:: Records supplied ::

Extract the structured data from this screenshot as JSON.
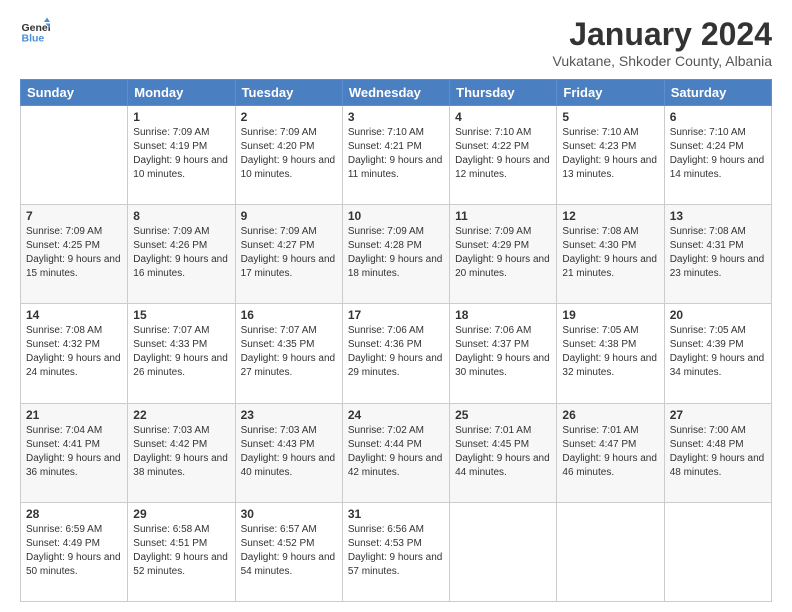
{
  "header": {
    "logo_line1": "General",
    "logo_line2": "Blue",
    "month_title": "January 2024",
    "subtitle": "Vukatane, Shkoder County, Albania"
  },
  "days_of_week": [
    "Sunday",
    "Monday",
    "Tuesday",
    "Wednesday",
    "Thursday",
    "Friday",
    "Saturday"
  ],
  "weeks": [
    [
      {
        "day": "",
        "sunrise": "",
        "sunset": "",
        "daylight": ""
      },
      {
        "day": "1",
        "sunrise": "7:09 AM",
        "sunset": "4:19 PM",
        "daylight": "9 hours and 10 minutes."
      },
      {
        "day": "2",
        "sunrise": "7:09 AM",
        "sunset": "4:20 PM",
        "daylight": "9 hours and 10 minutes."
      },
      {
        "day": "3",
        "sunrise": "7:10 AM",
        "sunset": "4:21 PM",
        "daylight": "9 hours and 11 minutes."
      },
      {
        "day": "4",
        "sunrise": "7:10 AM",
        "sunset": "4:22 PM",
        "daylight": "9 hours and 12 minutes."
      },
      {
        "day": "5",
        "sunrise": "7:10 AM",
        "sunset": "4:23 PM",
        "daylight": "9 hours and 13 minutes."
      },
      {
        "day": "6",
        "sunrise": "7:10 AM",
        "sunset": "4:24 PM",
        "daylight": "9 hours and 14 minutes."
      }
    ],
    [
      {
        "day": "7",
        "sunrise": "7:09 AM",
        "sunset": "4:25 PM",
        "daylight": "9 hours and 15 minutes."
      },
      {
        "day": "8",
        "sunrise": "7:09 AM",
        "sunset": "4:26 PM",
        "daylight": "9 hours and 16 minutes."
      },
      {
        "day": "9",
        "sunrise": "7:09 AM",
        "sunset": "4:27 PM",
        "daylight": "9 hours and 17 minutes."
      },
      {
        "day": "10",
        "sunrise": "7:09 AM",
        "sunset": "4:28 PM",
        "daylight": "9 hours and 18 minutes."
      },
      {
        "day": "11",
        "sunrise": "7:09 AM",
        "sunset": "4:29 PM",
        "daylight": "9 hours and 20 minutes."
      },
      {
        "day": "12",
        "sunrise": "7:08 AM",
        "sunset": "4:30 PM",
        "daylight": "9 hours and 21 minutes."
      },
      {
        "day": "13",
        "sunrise": "7:08 AM",
        "sunset": "4:31 PM",
        "daylight": "9 hours and 23 minutes."
      }
    ],
    [
      {
        "day": "14",
        "sunrise": "7:08 AM",
        "sunset": "4:32 PM",
        "daylight": "9 hours and 24 minutes."
      },
      {
        "day": "15",
        "sunrise": "7:07 AM",
        "sunset": "4:33 PM",
        "daylight": "9 hours and 26 minutes."
      },
      {
        "day": "16",
        "sunrise": "7:07 AM",
        "sunset": "4:35 PM",
        "daylight": "9 hours and 27 minutes."
      },
      {
        "day": "17",
        "sunrise": "7:06 AM",
        "sunset": "4:36 PM",
        "daylight": "9 hours and 29 minutes."
      },
      {
        "day": "18",
        "sunrise": "7:06 AM",
        "sunset": "4:37 PM",
        "daylight": "9 hours and 30 minutes."
      },
      {
        "day": "19",
        "sunrise": "7:05 AM",
        "sunset": "4:38 PM",
        "daylight": "9 hours and 32 minutes."
      },
      {
        "day": "20",
        "sunrise": "7:05 AM",
        "sunset": "4:39 PM",
        "daylight": "9 hours and 34 minutes."
      }
    ],
    [
      {
        "day": "21",
        "sunrise": "7:04 AM",
        "sunset": "4:41 PM",
        "daylight": "9 hours and 36 minutes."
      },
      {
        "day": "22",
        "sunrise": "7:03 AM",
        "sunset": "4:42 PM",
        "daylight": "9 hours and 38 minutes."
      },
      {
        "day": "23",
        "sunrise": "7:03 AM",
        "sunset": "4:43 PM",
        "daylight": "9 hours and 40 minutes."
      },
      {
        "day": "24",
        "sunrise": "7:02 AM",
        "sunset": "4:44 PM",
        "daylight": "9 hours and 42 minutes."
      },
      {
        "day": "25",
        "sunrise": "7:01 AM",
        "sunset": "4:45 PM",
        "daylight": "9 hours and 44 minutes."
      },
      {
        "day": "26",
        "sunrise": "7:01 AM",
        "sunset": "4:47 PM",
        "daylight": "9 hours and 46 minutes."
      },
      {
        "day": "27",
        "sunrise": "7:00 AM",
        "sunset": "4:48 PM",
        "daylight": "9 hours and 48 minutes."
      }
    ],
    [
      {
        "day": "28",
        "sunrise": "6:59 AM",
        "sunset": "4:49 PM",
        "daylight": "9 hours and 50 minutes."
      },
      {
        "day": "29",
        "sunrise": "6:58 AM",
        "sunset": "4:51 PM",
        "daylight": "9 hours and 52 minutes."
      },
      {
        "day": "30",
        "sunrise": "6:57 AM",
        "sunset": "4:52 PM",
        "daylight": "9 hours and 54 minutes."
      },
      {
        "day": "31",
        "sunrise": "6:56 AM",
        "sunset": "4:53 PM",
        "daylight": "9 hours and 57 minutes."
      },
      {
        "day": "",
        "sunrise": "",
        "sunset": "",
        "daylight": ""
      },
      {
        "day": "",
        "sunrise": "",
        "sunset": "",
        "daylight": ""
      },
      {
        "day": "",
        "sunrise": "",
        "sunset": "",
        "daylight": ""
      }
    ]
  ]
}
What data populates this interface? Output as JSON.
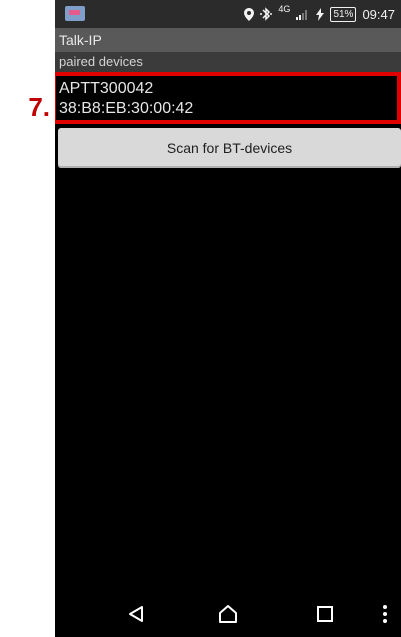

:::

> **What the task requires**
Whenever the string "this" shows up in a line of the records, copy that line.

> **Response below**
Extract the structured data from this screenshot as JSON.
What data populates this interface? Output as JSON.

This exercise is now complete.